◆ EXERCISE BRIEF ◆
Without changing a character, return the entries, but not the images they hold.

◆ INFORMATION PROVIDED ◆
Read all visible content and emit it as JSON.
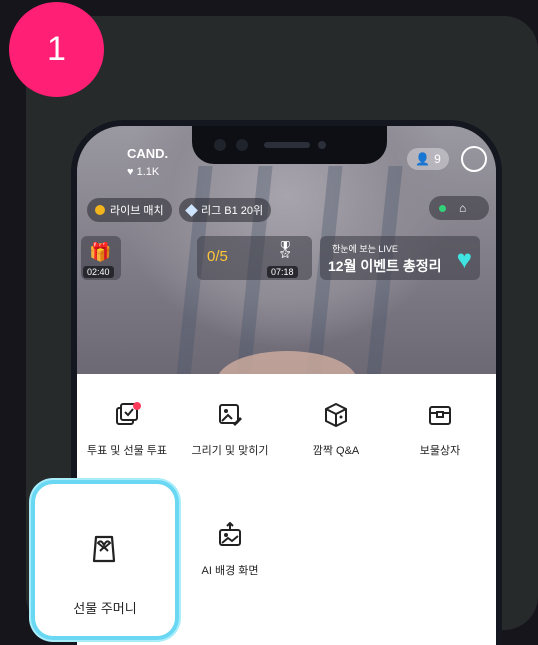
{
  "step_number": "1",
  "stream": {
    "streamer_name": "CAND.",
    "likes": "1.1K",
    "viewer_count": "9",
    "live_match_label": "라이브 매치",
    "league_label": "리그 B1 20위",
    "vote_counter": "0/5",
    "timer_left": "02:40",
    "timer_mid": "07:18",
    "live_small": "한눈에 보는 LIVE",
    "event_title": "12월 이벤트 총정리"
  },
  "menu": {
    "items": [
      {
        "label": "투표 및 선물 투표",
        "icon": "vote-box-icon"
      },
      {
        "label": "그리기 및 맞히기",
        "icon": "draw-picture-icon"
      },
      {
        "label": "깜짝 Q&A",
        "icon": "surprise-cube-icon"
      },
      {
        "label": "보물상자",
        "icon": "treasure-chest-icon"
      },
      {
        "label": "AI 배경 화면",
        "icon": "ai-background-icon"
      }
    ],
    "highlighted": {
      "label": "선물 주머니",
      "icon": "gift-pouch-icon"
    }
  },
  "colors": {
    "step_badge": "#ff1f74",
    "highlight_border": "#6ad8f3",
    "notification_dot": "#ff3b5c"
  }
}
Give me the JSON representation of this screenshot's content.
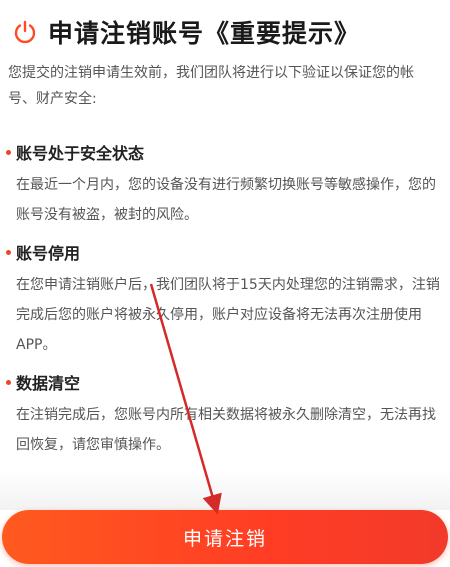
{
  "header": {
    "icon": "power-icon",
    "title": "申请注销账号《重要提示》"
  },
  "intro": "您提交的注销申请生效前，我们团队将进行以下验证以保证您的帐号、财产安全:",
  "sections": [
    {
      "heading": "账号处于安全状态",
      "text": "在最近一个月内，您的设备没有进行频繁切换账号等敏感操作，您的账号没有被盗，被封的风险。"
    },
    {
      "heading": "账号停用",
      "text": "在您申请注销账户后，我们团队将于15天内处理您的注销需求，注销完成后您的账户将被永久停用，账户对应设备将无法再次注册使用APP。"
    },
    {
      "heading": "数据清空",
      "text": "在注销完成后，您账号内所有相关数据将被永久删除清空，无法再找回恢复，请您审慎操作。"
    }
  ],
  "button": {
    "label": "申请注销"
  },
  "colors": {
    "accent": "#ff4a24",
    "bullet": "#e8472a",
    "annotation_arrow": "#d42a2a"
  }
}
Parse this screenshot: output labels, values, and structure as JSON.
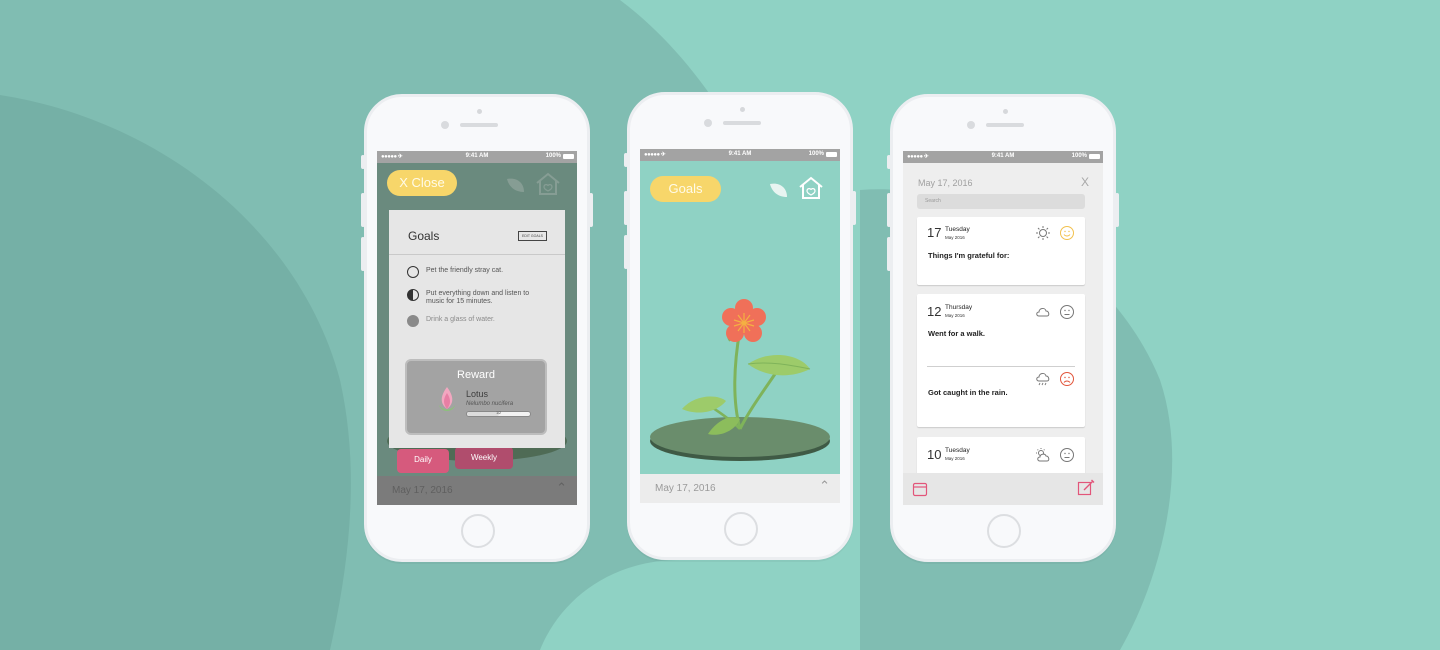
{
  "colors": {
    "background": "#8fd2c4",
    "background_dark": "#7cb8ae",
    "goals_pill": "#f7d66a",
    "daily_tab": "#d65a7d",
    "weekly_tab": "#b04d6d",
    "statusbar": "#a3a3a3",
    "flower": "#f07059",
    "leaf": "#9dcb6a",
    "lilypad": "#6a8d6c"
  },
  "status_bar": {
    "signal": "●●●●● ✈",
    "time": "9:41 AM",
    "battery": "100%"
  },
  "phone_goals_modal": {
    "close_label": "X Close",
    "modal_title": "Goals",
    "edit_goals_label": "EDIT GOALS",
    "goals": [
      {
        "text": "Pet the friendly stray cat.",
        "state": "empty"
      },
      {
        "text": "Put everything down and listen to music for 15 minutes.",
        "state": "half"
      },
      {
        "text": "Drink a glass of water.",
        "state": "done"
      }
    ],
    "reward": {
      "title": "Reward",
      "name": "Lotus",
      "scientific_name": "Nelumbo nucifera",
      "progress_text": "1/2",
      "progress": 0.5
    },
    "tabs": {
      "daily": "Daily",
      "weekly": "Weekly"
    },
    "date": "May 17, 2016"
  },
  "phone_garden": {
    "goals_label": "Goals",
    "date": "May 17, 2016"
  },
  "phone_journal": {
    "date": "May 17, 2016",
    "close_label": "X",
    "search_placeholder": "Search",
    "entries": [
      {
        "day": "17",
        "weekday": "Tuesday",
        "month_year": "May 2016",
        "notes": [
          "Things I'm grateful for:"
        ],
        "weather": "sun-icon",
        "mood": "happy-face-icon"
      },
      {
        "day": "12",
        "weekday": "Thursday",
        "month_year": "May 2016",
        "notes": [
          "Went for a walk.",
          "Got caught in the rain."
        ],
        "weather": "cloud-icon",
        "mood": "neutral-face-icon"
      },
      {
        "day": "10",
        "weekday": "Tuesday",
        "month_year": "May 2016",
        "notes": [],
        "weather": "partly-cloudy-icon",
        "mood": "neutral-face-icon"
      }
    ]
  }
}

◆ OUTPUT FOR THIS EXERCISE ◆
Read all visible content and emit it as JSON.
{
  "step_number": "1",
  "stream": {
    "streamer_name": "CAND.",
    "likes": "1.1K",
    "viewer_count": "9",
    "live_match_label": "라이브 매치",
    "league_label": "리그 B1 20위",
    "vote_counter": "0/5",
    "timer_left": "02:40",
    "timer_mid": "07:18",
    "live_small": "한눈에 보는 LIVE",
    "event_title": "12월 이벤트 총정리"
  },
  "menu": {
    "items": [
      {
        "label": "투표 및 선물 투표",
        "icon": "vote-box-icon"
      },
      {
        "label": "그리기 및 맞히기",
        "icon": "draw-picture-icon"
      },
      {
        "label": "깜짝 Q&A",
        "icon": "surprise-cube-icon"
      },
      {
        "label": "보물상자",
        "icon": "treasure-chest-icon"
      },
      {
        "label": "AI 배경 화면",
        "icon": "ai-background-icon"
      }
    ],
    "highlighted": {
      "label": "선물 주머니",
      "icon": "gift-pouch-icon"
    }
  },
  "colors": {
    "step_badge": "#ff1f74",
    "highlight_border": "#6ad8f3",
    "notification_dot": "#ff3b5c"
  }
}
Give me the JSON representation of this screenshot's content.
{
  "header": {
    "icon": "power-icon",
    "title": "申请注销账号《重要提示》"
  },
  "intro": "您提交的注销申请生效前，我们团队将进行以下验证以保证您的帐号、财产安全:",
  "sections": [
    {
      "heading": "账号处于安全状态",
      "text": "在最近一个月内，您的设备没有进行频繁切换账号等敏感操作，您的账号没有被盗，被封的风险。"
    },
    {
      "heading": "账号停用",
      "text": "在您申请注销账户后，我们团队将于15天内处理您的注销需求，注销完成后您的账户将被永久停用，账户对应设备将无法再次注册使用APP。"
    },
    {
      "heading": "数据清空",
      "text": "在注销完成后，您账号内所有相关数据将被永久删除清空，无法再找回恢复，请您审慎操作。"
    }
  ],
  "button": {
    "label": "申请注销"
  },
  "colors": {
    "accent": "#ff4a24",
    "bullet": "#e8472a",
    "annotation_arrow": "#d42a2a"
  }
}
Parse this screenshot: output labels, values, and structure as JSON.
{
  "colors": {
    "background": "#8fd2c4",
    "background_dark": "#7cb8ae",
    "goals_pill": "#f7d66a",
    "daily_tab": "#d65a7d",
    "weekly_tab": "#b04d6d",
    "statusbar": "#a3a3a3",
    "flower": "#f07059",
    "leaf": "#9dcb6a",
    "lilypad": "#6a8d6c"
  },
  "status_bar": {
    "signal": "●●●●● ✈",
    "time": "9:41 AM",
    "battery": "100%"
  },
  "phone_goals_modal": {
    "close_label": "X Close",
    "modal_title": "Goals",
    "edit_goals_label": "EDIT GOALS",
    "goals": [
      {
        "text": "Pet the friendly stray cat.",
        "state": "empty"
      },
      {
        "text": "Put everything down and listen to music for 15 minutes.",
        "state": "half"
      },
      {
        "text": "Drink a glass of water.",
        "state": "done"
      }
    ],
    "reward": {
      "title": "Reward",
      "name": "Lotus",
      "scientific_name": "Nelumbo nucifera",
      "progress_text": "1/2",
      "progress": 0.5
    },
    "tabs": {
      "daily": "Daily",
      "weekly": "Weekly"
    },
    "date": "May 17, 2016"
  },
  "phone_garden": {
    "goals_label": "Goals",
    "date": "May 17, 2016"
  },
  "phone_journal": {
    "date": "May 17, 2016",
    "close_label": "X",
    "search_placeholder": "Search",
    "entries": [
      {
        "day": "17",
        "weekday": "Tuesday",
        "month_year": "May 2016",
        "notes": [
          "Things I'm grateful for:"
        ],
        "weather": "sun-icon",
        "mood": "happy-face-icon"
      },
      {
        "day": "12",
        "weekday": "Thursday",
        "month_year": "May 2016",
        "notes": [
          "Went for a walk.",
          "Got caught in the rain."
        ],
        "weather": "cloud-icon",
        "mood": "neutral-face-icon"
      },
      {
        "day": "10",
        "weekday": "Tuesday",
        "month_year": "May 2016",
        "notes": [],
        "weather": "partly-cloudy-icon",
        "mood": "neutral-face-icon"
      }
    ]
  }
}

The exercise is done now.